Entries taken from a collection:

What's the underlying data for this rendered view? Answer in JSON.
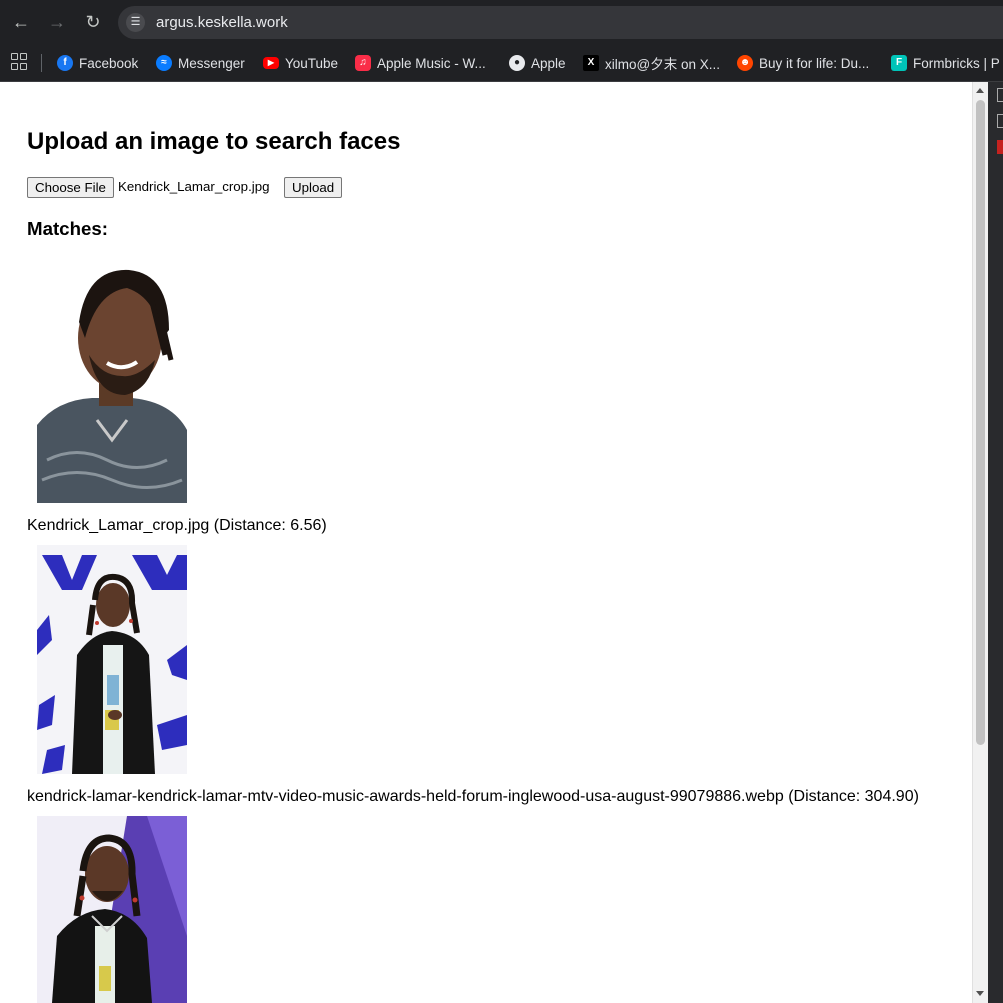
{
  "browser": {
    "url": "argus.keskella.work",
    "bookmarks": [
      {
        "label": "Facebook",
        "icon": "facebook-icon",
        "color": "#1877f2"
      },
      {
        "label": "Messenger",
        "icon": "messenger-icon",
        "color": "#0a7cff"
      },
      {
        "label": "YouTube",
        "icon": "youtube-icon",
        "color": "#ff0000"
      },
      {
        "label": "Apple Music - W...",
        "icon": "apple-music-icon",
        "color": "#fa2d48"
      },
      {
        "label": "Apple",
        "icon": "apple-icon",
        "color": "#e8eaed"
      },
      {
        "label": "xilmo@夕末 on X...",
        "icon": "x-icon",
        "color": "#000000"
      },
      {
        "label": "Buy it for life: Du...",
        "icon": "reddit-icon",
        "color": "#ff4500"
      },
      {
        "label": "Formbricks | P",
        "icon": "formbricks-icon",
        "color": "#00c4b8"
      }
    ]
  },
  "page": {
    "title": "Upload an image to search faces",
    "choose_file_label": "Choose File",
    "selected_file": "Kendrick_Lamar_crop.jpg",
    "upload_label": "Upload",
    "matches_heading": "Matches:",
    "matches": [
      {
        "caption": "Kendrick_Lamar_crop.jpg (Distance: 6.56)",
        "image": "kendrick-portrait-image"
      },
      {
        "caption": "kendrick-lamar-kendrick-lamar-mtv-video-music-awards-held-forum-inglewood-usa-august-99079886.webp (Distance: 304.90)",
        "image": "kendrick-vma-image"
      },
      {
        "caption": "",
        "image": "kendrick-red-carpet-image"
      }
    ]
  }
}
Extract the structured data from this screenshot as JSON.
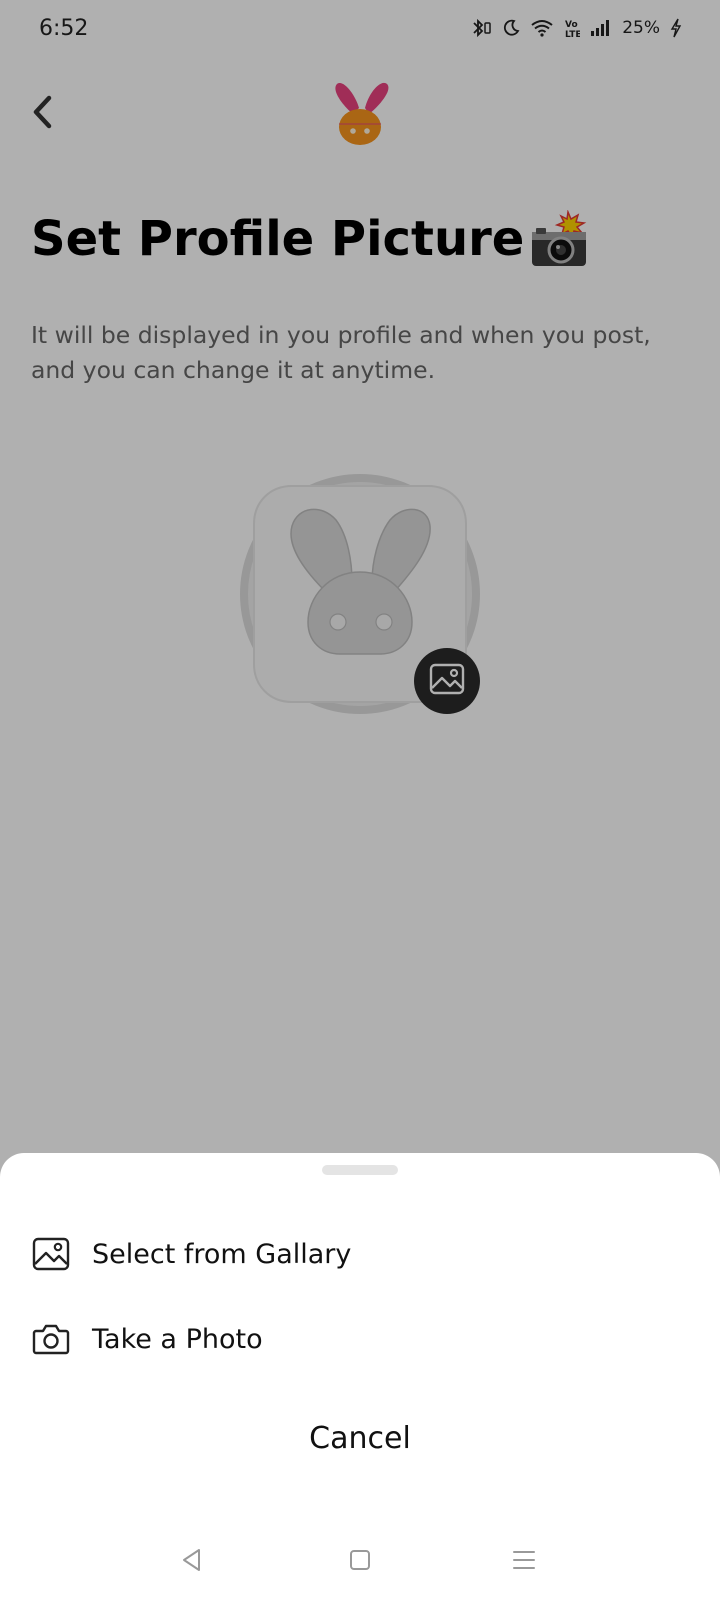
{
  "status_bar": {
    "time": "6:52",
    "battery": "25%",
    "icons": [
      "bluetooth-icon",
      "moon-icon",
      "wifi-icon",
      "volte-icon",
      "signal-icon",
      "charging-icon"
    ]
  },
  "header": {
    "back_icon": "chevron-left-icon",
    "logo_icon": "bunny-logo-icon"
  },
  "main": {
    "title": "Set Profile Picture",
    "title_emoji": "camera-flash-icon",
    "subtitle": "It will be displayed in you profile and when you post, and you can change it at anytime.",
    "avatar_icon": "bunny-avatar-icon",
    "edit_icon": "image-icon"
  },
  "sheet": {
    "options": [
      {
        "label": "Select from Gallary",
        "icon": "image-icon"
      },
      {
        "label": "Take a Photo",
        "icon": "camera-icon"
      }
    ],
    "cancel_label": "Cancel"
  },
  "nav_bar": {
    "icons": [
      "back-triangle-icon",
      "home-square-icon",
      "menu-lines-icon"
    ]
  },
  "colors": {
    "overlay": "rgba(0,0,0,0.31)",
    "logo_ears": "#e8427e",
    "logo_head": "#f7941d",
    "edit_button": "#2b2b2b",
    "avatar_gray": "#d8d8d8"
  }
}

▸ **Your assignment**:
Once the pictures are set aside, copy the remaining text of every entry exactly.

▸ **Your solution**:
What's the underlying data for this rendered view? Answer in JSON.
{
  "browser": {
    "url": "argus.keskella.work",
    "bookmarks": [
      {
        "label": "Facebook",
        "icon": "facebook-icon",
        "color": "#1877f2"
      },
      {
        "label": "Messenger",
        "icon": "messenger-icon",
        "color": "#0a7cff"
      },
      {
        "label": "YouTube",
        "icon": "youtube-icon",
        "color": "#ff0000"
      },
      {
        "label": "Apple Music - W...",
        "icon": "apple-music-icon",
        "color": "#fa2d48"
      },
      {
        "label": "Apple",
        "icon": "apple-icon",
        "color": "#e8eaed"
      },
      {
        "label": "xilmo@夕末 on X...",
        "icon": "x-icon",
        "color": "#000000"
      },
      {
        "label": "Buy it for life: Du...",
        "icon": "reddit-icon",
        "color": "#ff4500"
      },
      {
        "label": "Formbricks | P",
        "icon": "formbricks-icon",
        "color": "#00c4b8"
      }
    ]
  },
  "page": {
    "title": "Upload an image to search faces",
    "choose_file_label": "Choose File",
    "selected_file": "Kendrick_Lamar_crop.jpg",
    "upload_label": "Upload",
    "matches_heading": "Matches:",
    "matches": [
      {
        "caption": "Kendrick_Lamar_crop.jpg (Distance: 6.56)",
        "image": "kendrick-portrait-image"
      },
      {
        "caption": "kendrick-lamar-kendrick-lamar-mtv-video-music-awards-held-forum-inglewood-usa-august-99079886.webp (Distance: 304.90)",
        "image": "kendrick-vma-image"
      },
      {
        "caption": "",
        "image": "kendrick-red-carpet-image"
      }
    ]
  }
}
Extract the structured data from this screenshot as JSON.
{
  "status_bar": {
    "time": "6:52",
    "battery": "25%",
    "icons": [
      "bluetooth-icon",
      "moon-icon",
      "wifi-icon",
      "volte-icon",
      "signal-icon",
      "charging-icon"
    ]
  },
  "header": {
    "back_icon": "chevron-left-icon",
    "logo_icon": "bunny-logo-icon"
  },
  "main": {
    "title": "Set Profile Picture",
    "title_emoji": "camera-flash-icon",
    "subtitle": "It will be displayed in you profile and when you post, and you can change it at anytime.",
    "avatar_icon": "bunny-avatar-icon",
    "edit_icon": "image-icon"
  },
  "sheet": {
    "options": [
      {
        "label": "Select from Gallary",
        "icon": "image-icon"
      },
      {
        "label": "Take a Photo",
        "icon": "camera-icon"
      }
    ],
    "cancel_label": "Cancel"
  },
  "nav_bar": {
    "icons": [
      "back-triangle-icon",
      "home-square-icon",
      "menu-lines-icon"
    ]
  },
  "colors": {
    "overlay": "rgba(0,0,0,0.31)",
    "logo_ears": "#e8427e",
    "logo_head": "#f7941d",
    "edit_button": "#2b2b2b",
    "avatar_gray": "#d8d8d8"
  }
}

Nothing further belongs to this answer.